**Input records**
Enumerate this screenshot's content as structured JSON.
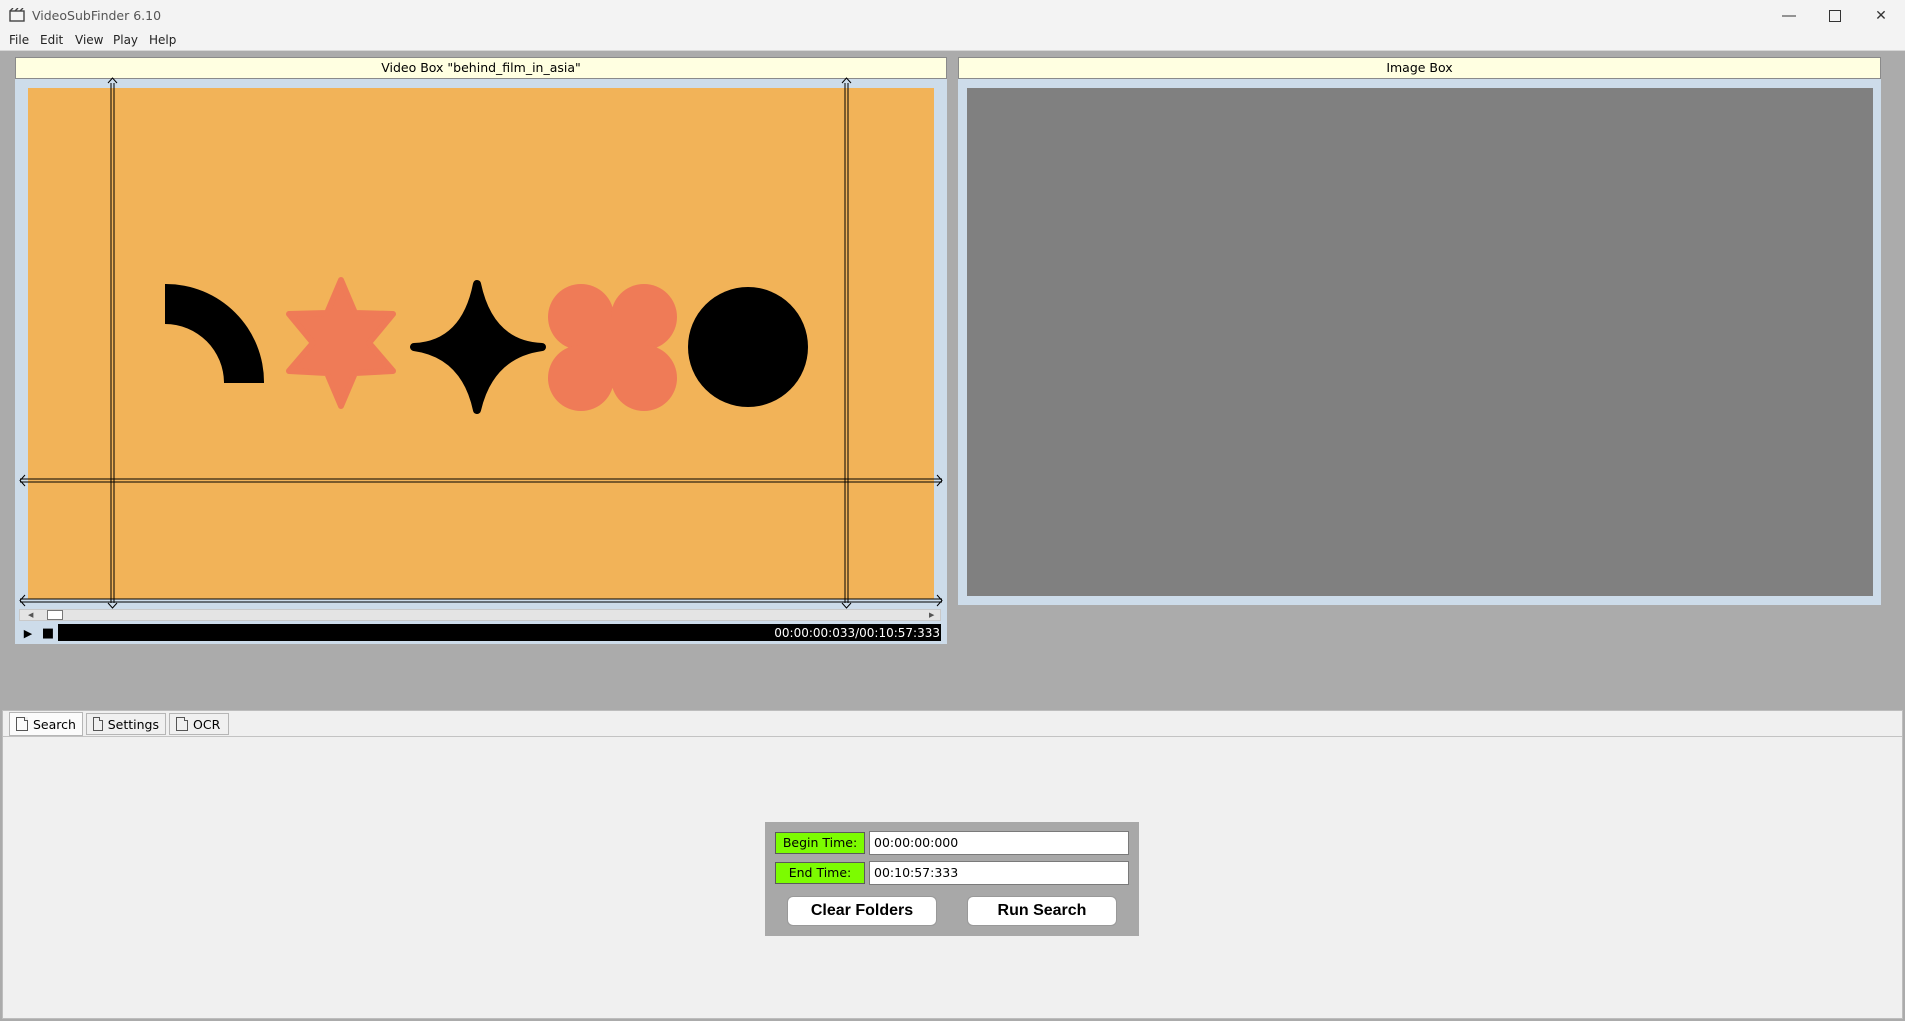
{
  "window": {
    "title": "VideoSubFinder 6.10"
  },
  "menu": [
    "File",
    "Edit",
    "View",
    "Play",
    "Help"
  ],
  "video_box": {
    "title": "Video Box \"behind_film_in_asia\"",
    "time_readout": "00:00:00:033/00:10:57:333",
    "background_color": "#f2b358"
  },
  "image_box": {
    "title": "Image Box",
    "background_color": "#808080"
  },
  "tabs": [
    "Search",
    "Settings",
    "OCR"
  ],
  "search": {
    "begin_label": "Begin Time:",
    "begin_value": "00:00:00:000",
    "end_label": "End Time:",
    "end_value": "00:10:57:333",
    "clear_button": "Clear Folders",
    "run_button": "Run Search"
  },
  "colors": {
    "shape_coral": "#ef7b57",
    "shape_black": "#000000",
    "label_green": "#7cfc00"
  }
}
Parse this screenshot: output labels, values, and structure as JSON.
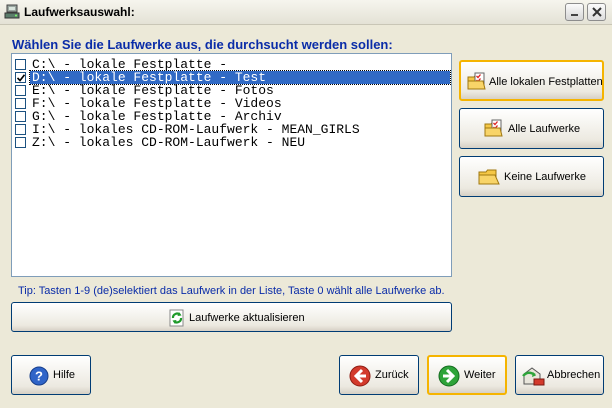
{
  "window": {
    "title": "Laufwerksauswahl:",
    "icon": "app-drive-icon"
  },
  "main": {
    "instruction": "Wählen Sie die Laufwerke aus, die durchsucht werden sollen:",
    "drives": [
      {
        "label": "C:\\ - lokale Festplatte -",
        "checked": false,
        "selected": false
      },
      {
        "label": "D:\\ - lokale Festplatte - Test",
        "checked": true,
        "selected": true
      },
      {
        "label": "E:\\ - lokale Festplatte - Fotos",
        "checked": false,
        "selected": false
      },
      {
        "label": "F:\\ - lokale Festplatte - Videos",
        "checked": false,
        "selected": false
      },
      {
        "label": "G:\\ - lokale Festplatte - Archiv",
        "checked": false,
        "selected": false
      },
      {
        "label": "I:\\ - lokales CD-ROM-Laufwerk - MEAN_GIRLS",
        "checked": false,
        "selected": false
      },
      {
        "label": "Z:\\ - lokales CD-ROM-Laufwerk - NEU",
        "checked": false,
        "selected": false
      }
    ],
    "tip": "Tip: Tasten 1-9 (de)selektiert das Laufwerk in der Liste, Taste 0 wählt alle Laufwerke ab.",
    "refresh_label": "Laufwerke aktualisieren"
  },
  "side": {
    "all_local_label": "Alle lokalen Festplatten",
    "all_label": "Alle Laufwerke",
    "none_label": "Keine Laufwerke"
  },
  "footer": {
    "help_label": "Hilfe",
    "back_label": "Zurück",
    "next_label": "Weiter",
    "cancel_label": "Abbrechen"
  },
  "colors": {
    "accent_blue": "#0a2ca8",
    "selection": "#316ac5",
    "focus_ring": "#f5b400",
    "background": "#ece9d8"
  }
}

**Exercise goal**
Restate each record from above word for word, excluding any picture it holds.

**Worked solution**
Enumerate this screenshot's content as structured JSON.
{
  "window": {
    "title": "VideoSubFinder 6.10"
  },
  "menu": [
    "File",
    "Edit",
    "View",
    "Play",
    "Help"
  ],
  "video_box": {
    "title": "Video Box \"behind_film_in_asia\"",
    "time_readout": "00:00:00:033/00:10:57:333",
    "background_color": "#f2b358"
  },
  "image_box": {
    "title": "Image Box",
    "background_color": "#808080"
  },
  "tabs": [
    "Search",
    "Settings",
    "OCR"
  ],
  "search": {
    "begin_label": "Begin Time:",
    "begin_value": "00:00:00:000",
    "end_label": "End Time:",
    "end_value": "00:10:57:333",
    "clear_button": "Clear Folders",
    "run_button": "Run Search"
  },
  "colors": {
    "shape_coral": "#ef7b57",
    "shape_black": "#000000",
    "label_green": "#7cfc00"
  }
}
Parse this screenshot: output labels, values, and structure as JSON.
{
  "window": {
    "title": "Laufwerksauswahl:",
    "icon": "app-drive-icon"
  },
  "main": {
    "instruction": "Wählen Sie die Laufwerke aus, die durchsucht werden sollen:",
    "drives": [
      {
        "label": "C:\\ - lokale Festplatte -",
        "checked": false,
        "selected": false
      },
      {
        "label": "D:\\ - lokale Festplatte - Test",
        "checked": true,
        "selected": true
      },
      {
        "label": "E:\\ - lokale Festplatte - Fotos",
        "checked": false,
        "selected": false
      },
      {
        "label": "F:\\ - lokale Festplatte - Videos",
        "checked": false,
        "selected": false
      },
      {
        "label": "G:\\ - lokale Festplatte - Archiv",
        "checked": false,
        "selected": false
      },
      {
        "label": "I:\\ - lokales CD-ROM-Laufwerk - MEAN_GIRLS",
        "checked": false,
        "selected": false
      },
      {
        "label": "Z:\\ - lokales CD-ROM-Laufwerk - NEU",
        "checked": false,
        "selected": false
      }
    ],
    "tip": "Tip: Tasten 1-9 (de)selektiert das Laufwerk in der Liste, Taste 0 wählt alle Laufwerke ab.",
    "refresh_label": "Laufwerke aktualisieren"
  },
  "side": {
    "all_local_label": "Alle lokalen Festplatten",
    "all_label": "Alle Laufwerke",
    "none_label": "Keine Laufwerke"
  },
  "footer": {
    "help_label": "Hilfe",
    "back_label": "Zurück",
    "next_label": "Weiter",
    "cancel_label": "Abbrechen"
  },
  "colors": {
    "accent_blue": "#0a2ca8",
    "selection": "#316ac5",
    "focus_ring": "#f5b400",
    "background": "#ece9d8"
  }
}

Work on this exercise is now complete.